Element data from apps and pages

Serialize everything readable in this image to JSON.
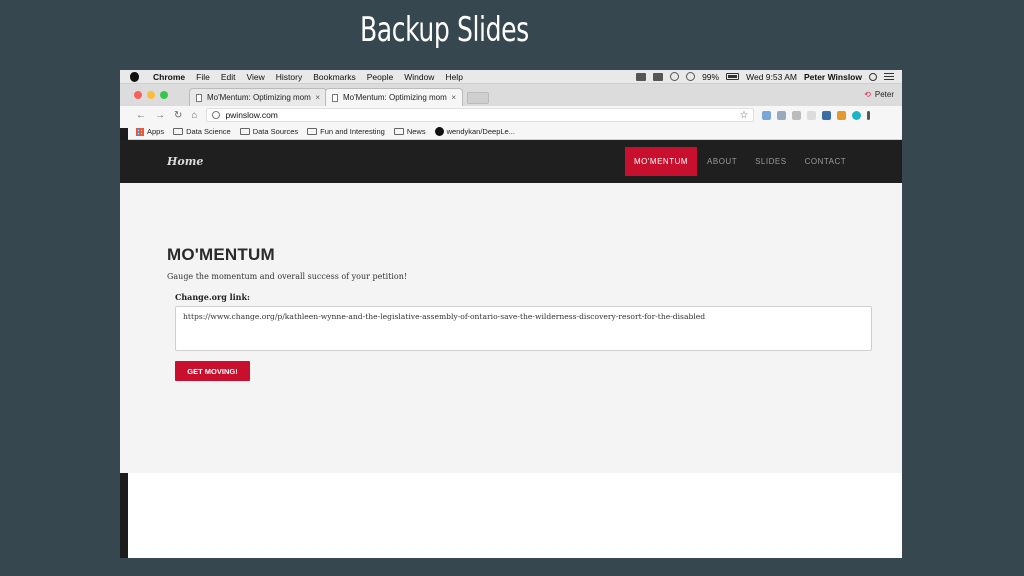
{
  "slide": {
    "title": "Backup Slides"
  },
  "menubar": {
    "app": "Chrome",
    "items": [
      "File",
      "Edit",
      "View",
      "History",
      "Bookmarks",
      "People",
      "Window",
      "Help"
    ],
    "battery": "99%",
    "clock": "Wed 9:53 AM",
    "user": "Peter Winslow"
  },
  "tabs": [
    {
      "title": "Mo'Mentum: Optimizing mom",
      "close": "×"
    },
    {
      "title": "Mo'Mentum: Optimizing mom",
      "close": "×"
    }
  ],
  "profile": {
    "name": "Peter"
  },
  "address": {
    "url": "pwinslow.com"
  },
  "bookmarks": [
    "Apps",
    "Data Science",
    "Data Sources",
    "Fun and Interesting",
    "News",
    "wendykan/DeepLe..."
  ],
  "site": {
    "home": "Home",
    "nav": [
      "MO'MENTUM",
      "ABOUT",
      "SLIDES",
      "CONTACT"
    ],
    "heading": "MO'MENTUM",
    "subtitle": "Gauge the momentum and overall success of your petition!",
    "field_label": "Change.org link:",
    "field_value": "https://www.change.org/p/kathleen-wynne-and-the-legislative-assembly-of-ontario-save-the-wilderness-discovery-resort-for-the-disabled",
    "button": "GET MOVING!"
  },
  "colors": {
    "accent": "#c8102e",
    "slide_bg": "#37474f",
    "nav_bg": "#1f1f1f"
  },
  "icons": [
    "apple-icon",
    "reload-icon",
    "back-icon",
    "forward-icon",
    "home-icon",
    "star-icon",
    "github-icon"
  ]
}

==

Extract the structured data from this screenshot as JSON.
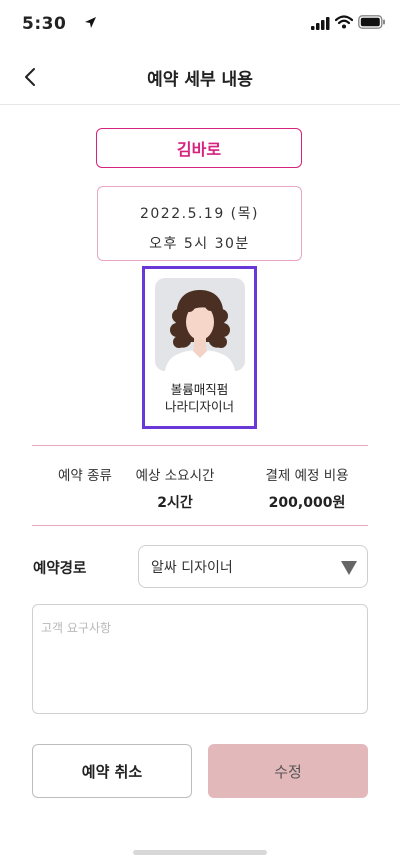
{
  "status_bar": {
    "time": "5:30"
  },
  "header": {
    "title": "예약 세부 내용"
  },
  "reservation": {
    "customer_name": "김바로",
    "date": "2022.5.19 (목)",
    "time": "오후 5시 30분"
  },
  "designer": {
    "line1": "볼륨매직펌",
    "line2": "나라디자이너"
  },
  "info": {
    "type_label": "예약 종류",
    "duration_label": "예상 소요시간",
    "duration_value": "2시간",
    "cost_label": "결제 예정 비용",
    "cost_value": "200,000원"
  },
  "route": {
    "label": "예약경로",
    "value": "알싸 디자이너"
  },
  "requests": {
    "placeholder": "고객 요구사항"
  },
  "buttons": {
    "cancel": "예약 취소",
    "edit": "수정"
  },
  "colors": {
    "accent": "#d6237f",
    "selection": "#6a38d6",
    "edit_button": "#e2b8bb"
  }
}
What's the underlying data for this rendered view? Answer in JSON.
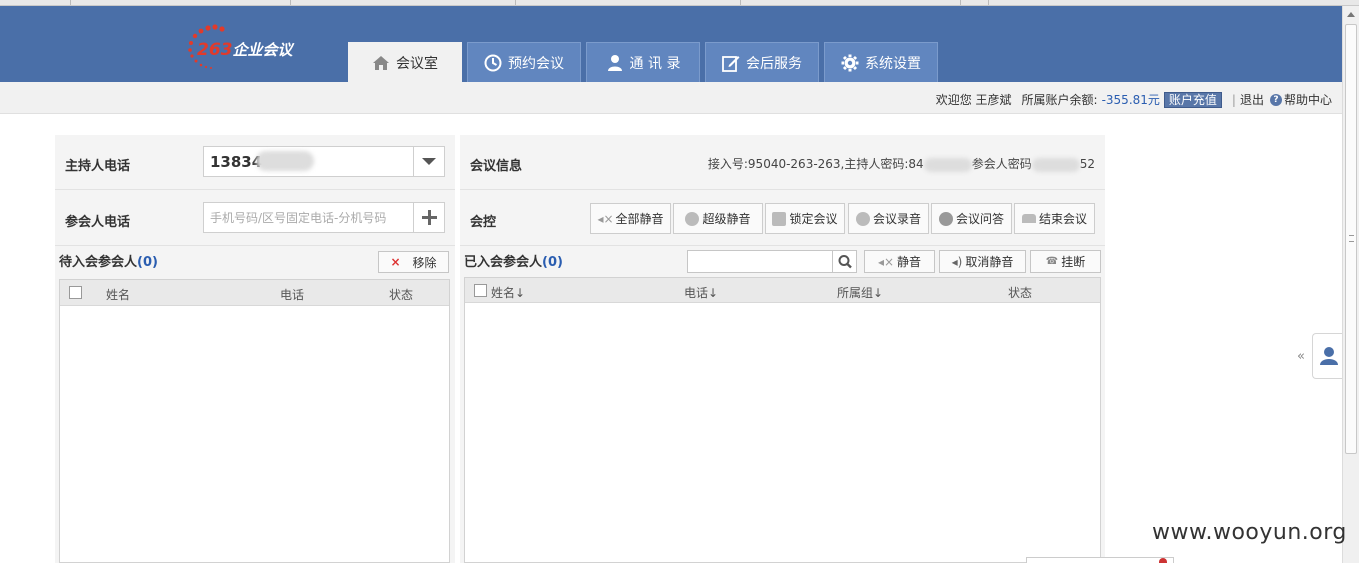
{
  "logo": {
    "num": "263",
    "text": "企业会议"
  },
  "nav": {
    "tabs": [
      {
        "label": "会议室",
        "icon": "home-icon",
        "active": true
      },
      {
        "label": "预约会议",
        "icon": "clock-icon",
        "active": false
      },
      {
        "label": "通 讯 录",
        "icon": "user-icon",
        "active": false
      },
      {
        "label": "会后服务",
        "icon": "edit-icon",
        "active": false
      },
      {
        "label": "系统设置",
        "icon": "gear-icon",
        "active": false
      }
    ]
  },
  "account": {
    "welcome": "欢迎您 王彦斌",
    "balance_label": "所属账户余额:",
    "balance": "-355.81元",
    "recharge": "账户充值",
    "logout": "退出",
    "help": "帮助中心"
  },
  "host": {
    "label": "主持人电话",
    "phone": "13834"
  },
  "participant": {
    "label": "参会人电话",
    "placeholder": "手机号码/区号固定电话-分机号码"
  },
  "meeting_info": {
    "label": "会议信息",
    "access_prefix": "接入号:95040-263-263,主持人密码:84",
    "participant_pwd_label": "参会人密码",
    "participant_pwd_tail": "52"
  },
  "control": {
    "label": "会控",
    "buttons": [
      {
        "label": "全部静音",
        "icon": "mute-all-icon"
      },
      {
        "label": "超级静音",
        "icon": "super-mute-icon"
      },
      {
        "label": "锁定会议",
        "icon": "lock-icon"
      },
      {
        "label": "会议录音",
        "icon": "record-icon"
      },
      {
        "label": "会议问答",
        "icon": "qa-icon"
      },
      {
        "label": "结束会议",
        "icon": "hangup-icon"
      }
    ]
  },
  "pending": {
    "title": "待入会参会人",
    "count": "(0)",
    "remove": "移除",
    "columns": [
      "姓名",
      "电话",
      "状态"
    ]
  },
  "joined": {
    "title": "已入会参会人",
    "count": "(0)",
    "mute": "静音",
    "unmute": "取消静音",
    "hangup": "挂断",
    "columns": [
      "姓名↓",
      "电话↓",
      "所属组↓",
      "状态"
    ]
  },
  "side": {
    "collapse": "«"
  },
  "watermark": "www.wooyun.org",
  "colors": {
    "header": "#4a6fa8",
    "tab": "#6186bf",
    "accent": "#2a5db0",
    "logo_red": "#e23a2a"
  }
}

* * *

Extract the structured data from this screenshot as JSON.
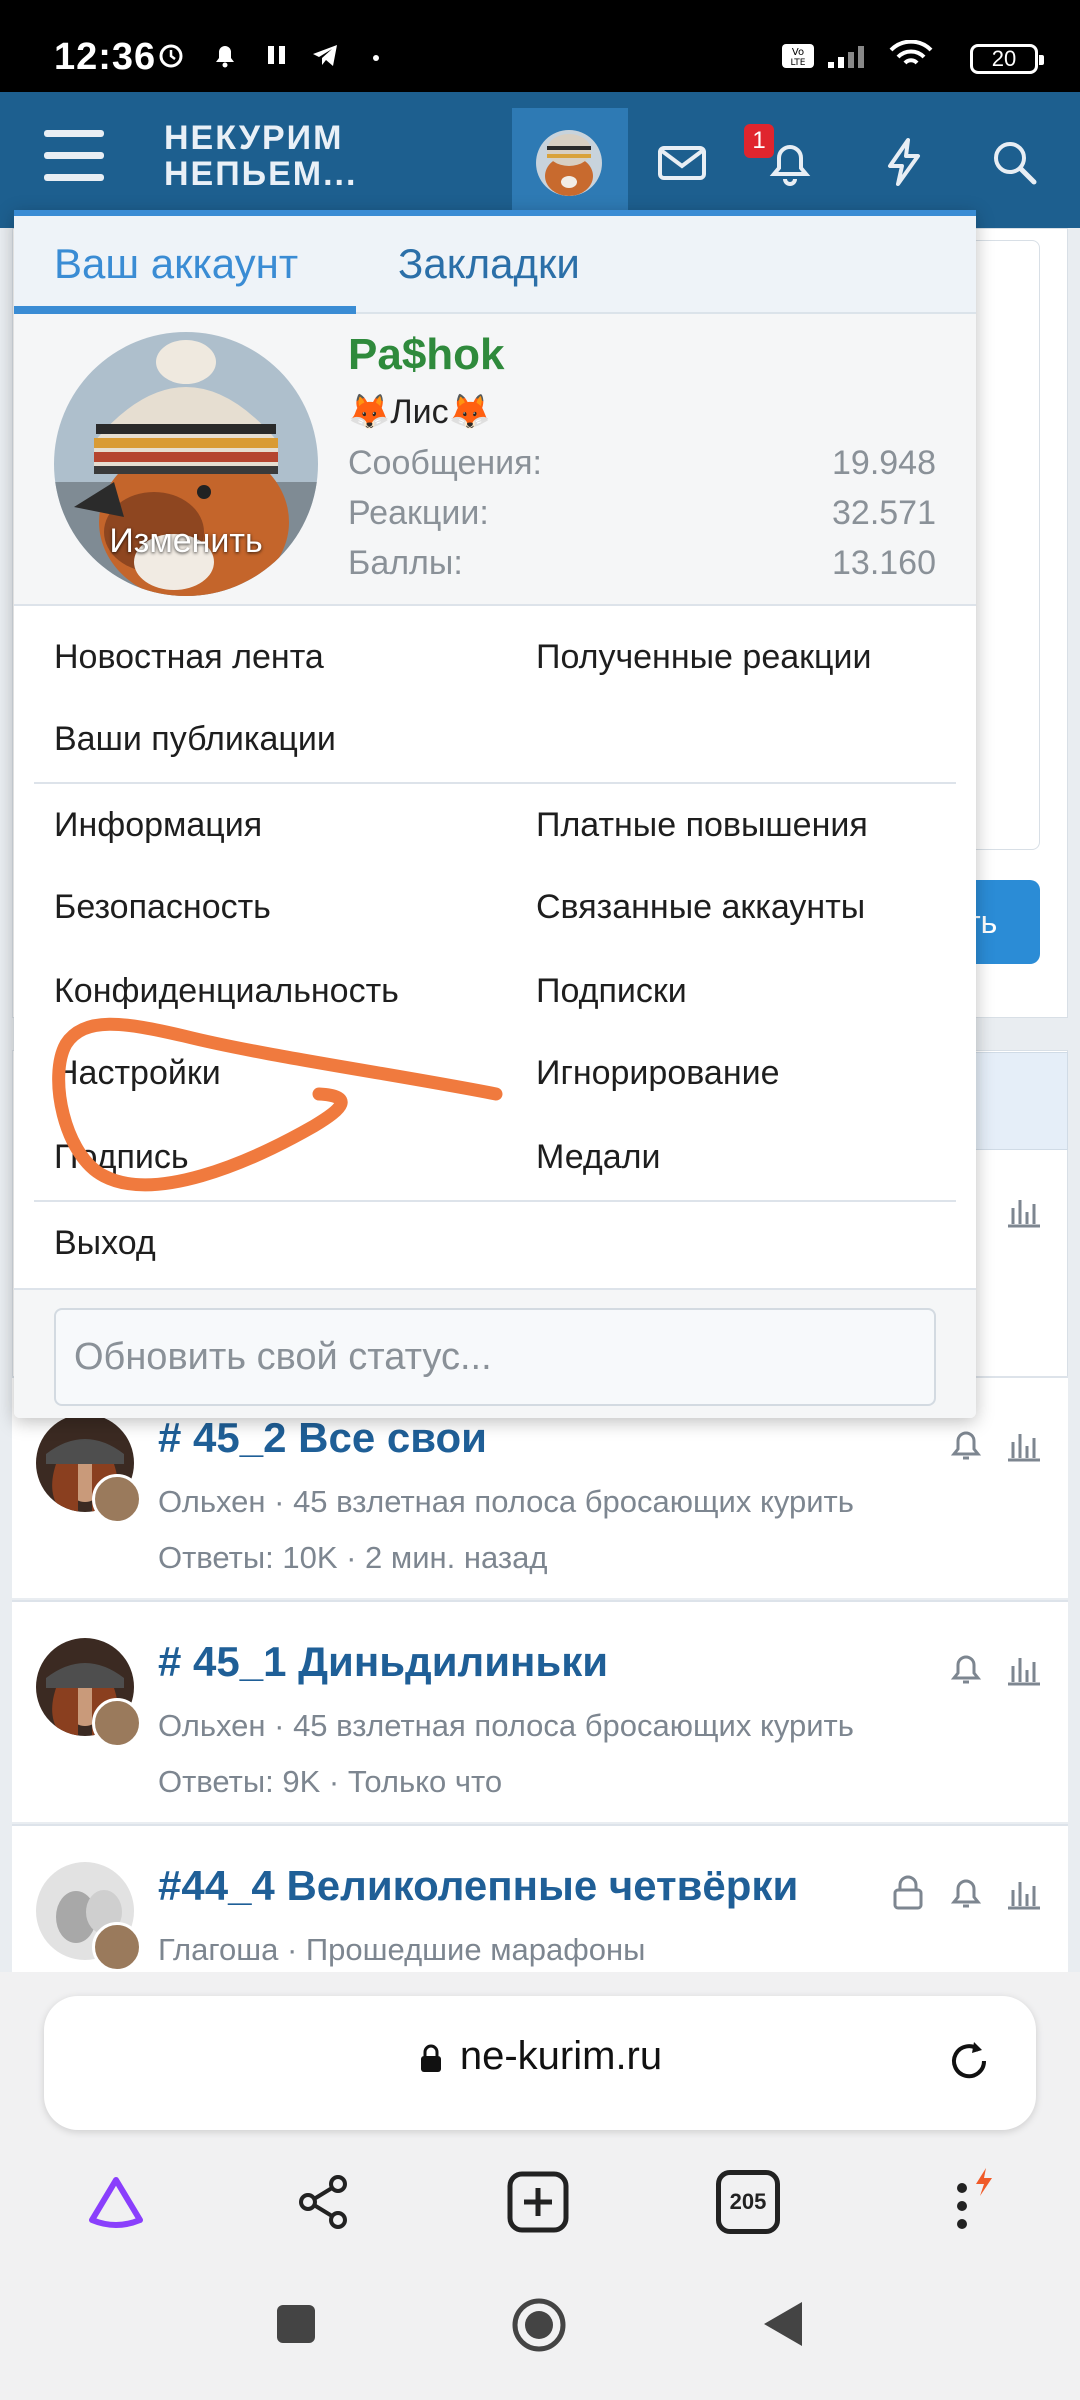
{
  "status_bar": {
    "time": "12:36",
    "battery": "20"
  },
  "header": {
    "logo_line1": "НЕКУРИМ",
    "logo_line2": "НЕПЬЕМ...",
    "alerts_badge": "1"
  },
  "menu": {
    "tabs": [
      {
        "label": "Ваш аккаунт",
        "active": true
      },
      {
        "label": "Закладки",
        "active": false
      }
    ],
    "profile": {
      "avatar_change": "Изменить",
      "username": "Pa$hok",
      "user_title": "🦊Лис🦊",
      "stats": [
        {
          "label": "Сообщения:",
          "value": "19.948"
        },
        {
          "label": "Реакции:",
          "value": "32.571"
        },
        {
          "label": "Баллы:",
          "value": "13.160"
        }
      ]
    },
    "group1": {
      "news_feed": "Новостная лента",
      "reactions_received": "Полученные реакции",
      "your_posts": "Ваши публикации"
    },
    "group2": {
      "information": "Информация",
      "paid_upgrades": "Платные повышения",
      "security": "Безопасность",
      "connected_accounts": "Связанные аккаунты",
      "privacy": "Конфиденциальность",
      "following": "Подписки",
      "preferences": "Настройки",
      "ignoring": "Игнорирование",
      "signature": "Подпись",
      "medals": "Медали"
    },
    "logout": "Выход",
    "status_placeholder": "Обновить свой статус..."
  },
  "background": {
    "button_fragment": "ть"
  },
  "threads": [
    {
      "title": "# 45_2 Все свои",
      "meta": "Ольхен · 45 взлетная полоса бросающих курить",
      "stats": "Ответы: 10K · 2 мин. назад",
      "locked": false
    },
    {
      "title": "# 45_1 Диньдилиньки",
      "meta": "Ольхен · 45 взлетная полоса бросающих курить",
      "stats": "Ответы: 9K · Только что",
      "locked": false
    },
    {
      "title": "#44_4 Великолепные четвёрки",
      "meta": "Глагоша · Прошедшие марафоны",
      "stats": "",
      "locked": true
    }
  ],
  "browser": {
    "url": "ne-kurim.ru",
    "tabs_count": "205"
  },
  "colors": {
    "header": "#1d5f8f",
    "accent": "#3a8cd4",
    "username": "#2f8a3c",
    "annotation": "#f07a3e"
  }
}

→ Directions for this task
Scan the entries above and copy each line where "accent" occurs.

→ Written answer
    "accent": "#c8102e",
    "accent": "#d6237f",
    "accent": "#2a5db0",
    "accent": "#3a8cd4",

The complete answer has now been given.